For example, and regardless of the island, ticket prices range between 2,00€ and 3,50€ depending on distances, and it is quite rare to be able to find buses running after 23h30, even on weekends. Besides, do not expect to find bus stops in the middle of nowhere, as the services’ goal is to connect the areas where people actually live across the islands.
In every single one of the main Dodecanese islands, you can easily find companies where you can rent different motorized vehicles, such as cars, scooters or quads. However, and before you make up your mind on this solely based on your budget or personal preferences, it’s equally important to assess the topography and type of terrain you will find on the island you’re visiting, as well as your experience behind the wheel.
When looking at islands where the most popular areas are simultaneously the ones where roads have the most inclination, renting a quad or a scooter with low engine capacity might not be the way to go, since you probably won’t be able to complete the steepest roads. We should also mention that, in case you have no experience driving scooters, Greece is definitely NOT the place where you want to figure things out. Roads are narrow, visibility isn’t always the best and Greek drivers are famous for being downright reckless behind the wheel.
Plus, keep in mind it is mandatory to have a motorcycle license in order to drive any scooter over 50cc. In case you think you’d still be comfortable driving such a limited vehicle, we remind you that you will definitely struggle while trying to drive a 50cc scooter through some of these steep roads. As for quads, a regular license is enough.
That being said, if you wish to rent a scooter or a quad in the Dodecanese, you can check these local companies:
As for cars, you can browse for prices and availability on Rentalcars.com!
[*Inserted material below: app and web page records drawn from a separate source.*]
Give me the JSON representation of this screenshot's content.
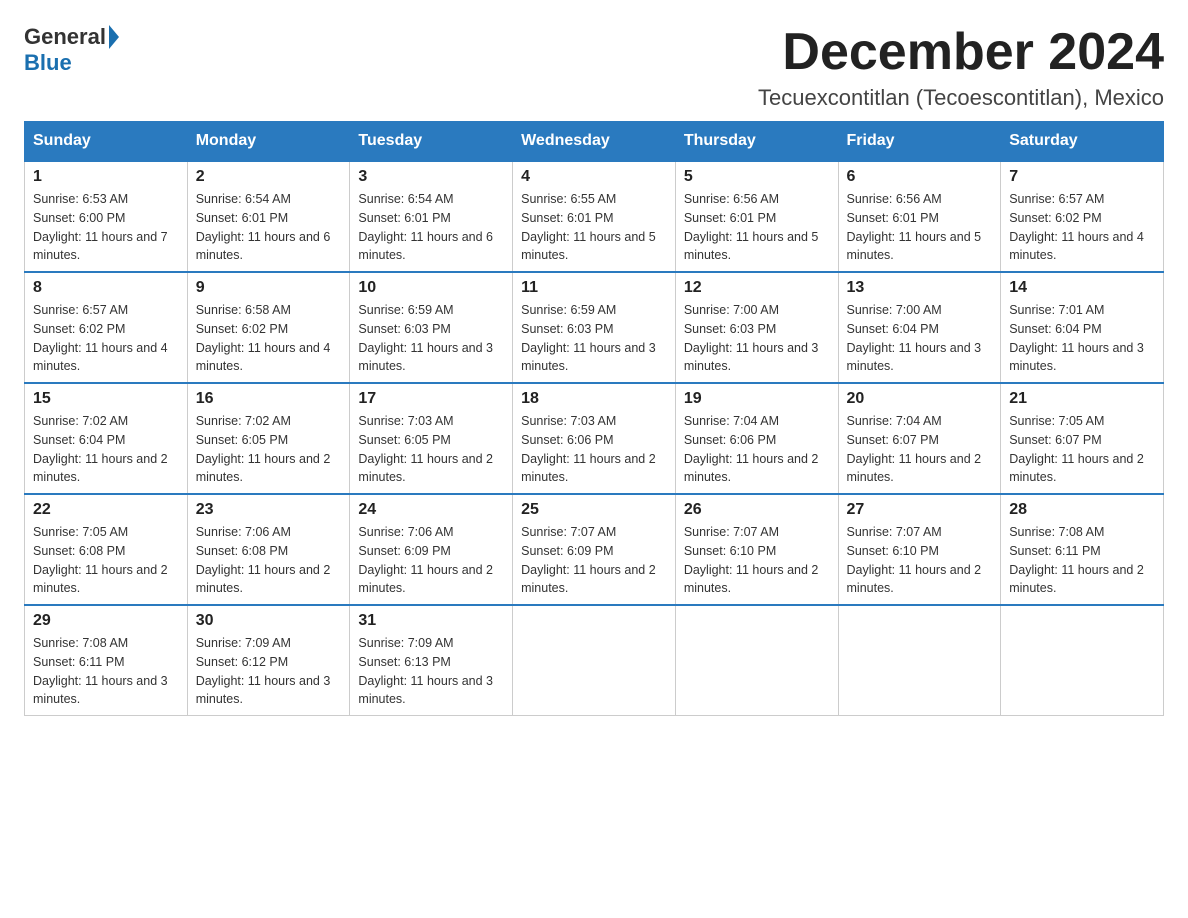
{
  "header": {
    "logo_general": "General",
    "logo_blue": "Blue",
    "month_title": "December 2024",
    "location": "Tecuexcontitlan (Tecoescontitlan), Mexico"
  },
  "weekdays": [
    "Sunday",
    "Monday",
    "Tuesday",
    "Wednesday",
    "Thursday",
    "Friday",
    "Saturday"
  ],
  "weeks": [
    [
      {
        "day": "1",
        "sunrise": "6:53 AM",
        "sunset": "6:00 PM",
        "daylight": "11 hours and 7 minutes."
      },
      {
        "day": "2",
        "sunrise": "6:54 AM",
        "sunset": "6:01 PM",
        "daylight": "11 hours and 6 minutes."
      },
      {
        "day": "3",
        "sunrise": "6:54 AM",
        "sunset": "6:01 PM",
        "daylight": "11 hours and 6 minutes."
      },
      {
        "day": "4",
        "sunrise": "6:55 AM",
        "sunset": "6:01 PM",
        "daylight": "11 hours and 5 minutes."
      },
      {
        "day": "5",
        "sunrise": "6:56 AM",
        "sunset": "6:01 PM",
        "daylight": "11 hours and 5 minutes."
      },
      {
        "day": "6",
        "sunrise": "6:56 AM",
        "sunset": "6:01 PM",
        "daylight": "11 hours and 5 minutes."
      },
      {
        "day": "7",
        "sunrise": "6:57 AM",
        "sunset": "6:02 PM",
        "daylight": "11 hours and 4 minutes."
      }
    ],
    [
      {
        "day": "8",
        "sunrise": "6:57 AM",
        "sunset": "6:02 PM",
        "daylight": "11 hours and 4 minutes."
      },
      {
        "day": "9",
        "sunrise": "6:58 AM",
        "sunset": "6:02 PM",
        "daylight": "11 hours and 4 minutes."
      },
      {
        "day": "10",
        "sunrise": "6:59 AM",
        "sunset": "6:03 PM",
        "daylight": "11 hours and 3 minutes."
      },
      {
        "day": "11",
        "sunrise": "6:59 AM",
        "sunset": "6:03 PM",
        "daylight": "11 hours and 3 minutes."
      },
      {
        "day": "12",
        "sunrise": "7:00 AM",
        "sunset": "6:03 PM",
        "daylight": "11 hours and 3 minutes."
      },
      {
        "day": "13",
        "sunrise": "7:00 AM",
        "sunset": "6:04 PM",
        "daylight": "11 hours and 3 minutes."
      },
      {
        "day": "14",
        "sunrise": "7:01 AM",
        "sunset": "6:04 PM",
        "daylight": "11 hours and 3 minutes."
      }
    ],
    [
      {
        "day": "15",
        "sunrise": "7:02 AM",
        "sunset": "6:04 PM",
        "daylight": "11 hours and 2 minutes."
      },
      {
        "day": "16",
        "sunrise": "7:02 AM",
        "sunset": "6:05 PM",
        "daylight": "11 hours and 2 minutes."
      },
      {
        "day": "17",
        "sunrise": "7:03 AM",
        "sunset": "6:05 PM",
        "daylight": "11 hours and 2 minutes."
      },
      {
        "day": "18",
        "sunrise": "7:03 AM",
        "sunset": "6:06 PM",
        "daylight": "11 hours and 2 minutes."
      },
      {
        "day": "19",
        "sunrise": "7:04 AM",
        "sunset": "6:06 PM",
        "daylight": "11 hours and 2 minutes."
      },
      {
        "day": "20",
        "sunrise": "7:04 AM",
        "sunset": "6:07 PM",
        "daylight": "11 hours and 2 minutes."
      },
      {
        "day": "21",
        "sunrise": "7:05 AM",
        "sunset": "6:07 PM",
        "daylight": "11 hours and 2 minutes."
      }
    ],
    [
      {
        "day": "22",
        "sunrise": "7:05 AM",
        "sunset": "6:08 PM",
        "daylight": "11 hours and 2 minutes."
      },
      {
        "day": "23",
        "sunrise": "7:06 AM",
        "sunset": "6:08 PM",
        "daylight": "11 hours and 2 minutes."
      },
      {
        "day": "24",
        "sunrise": "7:06 AM",
        "sunset": "6:09 PM",
        "daylight": "11 hours and 2 minutes."
      },
      {
        "day": "25",
        "sunrise": "7:07 AM",
        "sunset": "6:09 PM",
        "daylight": "11 hours and 2 minutes."
      },
      {
        "day": "26",
        "sunrise": "7:07 AM",
        "sunset": "6:10 PM",
        "daylight": "11 hours and 2 minutes."
      },
      {
        "day": "27",
        "sunrise": "7:07 AM",
        "sunset": "6:10 PM",
        "daylight": "11 hours and 2 minutes."
      },
      {
        "day": "28",
        "sunrise": "7:08 AM",
        "sunset": "6:11 PM",
        "daylight": "11 hours and 2 minutes."
      }
    ],
    [
      {
        "day": "29",
        "sunrise": "7:08 AM",
        "sunset": "6:11 PM",
        "daylight": "11 hours and 3 minutes."
      },
      {
        "day": "30",
        "sunrise": "7:09 AM",
        "sunset": "6:12 PM",
        "daylight": "11 hours and 3 minutes."
      },
      {
        "day": "31",
        "sunrise": "7:09 AM",
        "sunset": "6:13 PM",
        "daylight": "11 hours and 3 minutes."
      },
      null,
      null,
      null,
      null
    ]
  ]
}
Considering just how close the Dodecanese Islands are to the territory of Turkey, as well as the unbelievable multitude of republics and empires that have taken over the islands throughout history, it’s far from surprising that food at the Dodecanese has suffered a stronger foreign influence when compared to the rest of Greece. That doesn’t mean that you won’t find your fair share of Moussaka, Souvlaki, Gyros or Taramasalata, but tradition here is still quite different.
For something truly local, you’ll have to try out Lacan, probably Rhodes’ most symbolic dish. A stew of goat meat, chickpea, tomato and spices, this is a delicacy that takes a full day to prepare, which is why is mostly reserved for special events and occasions. For something way easier but just as equally satisfying, don’t forget to eat as many Pitaroudias as you can, as this cross-over between a meatball and a fritter – made with chickpea and mint – is nothing short of delicious! Also in Rhodes, and as off-putting as this may sound to some, snails are part of the menu as well, usually cooked in a stew with tomato and cumin powder. As a last piece of advice, do not comeback until you try Giaprakia, a mixture of rice and minced meat, all wrapped up in grape leaves. Besides being surprisingly tasty, these stand as a perfect sample of what we mentioned in the first paragraph. After all, it is possible to find extremely similar (if not the exact same) dishes in countries such as Turkey, Armenia, Iran, Syria, Romania or Palestine – usually under the designation of “Dolma”.
When it comes to desserts and sweets, and although this isn’t really the Dodecanese’s strong suit, it is still worth trying melekouni, soft bars made with sesame seeds and honey; and mantinades, soft pieces of fried dough drizzled with honey and rose water and toppled with almonds.
So that you can get a chance to do a little more than just scratching the surface, we have compiled a list of lesser-known places in the Dodecanese that are just equally as impressive as the main sights. Here are a few hidden gems you cannot miss:
So that reading and consulting this guide can remain as user-friendly as possible, we have created four different posts, one for each of the main islands’ itineraries.
You can move on and read them through the links below: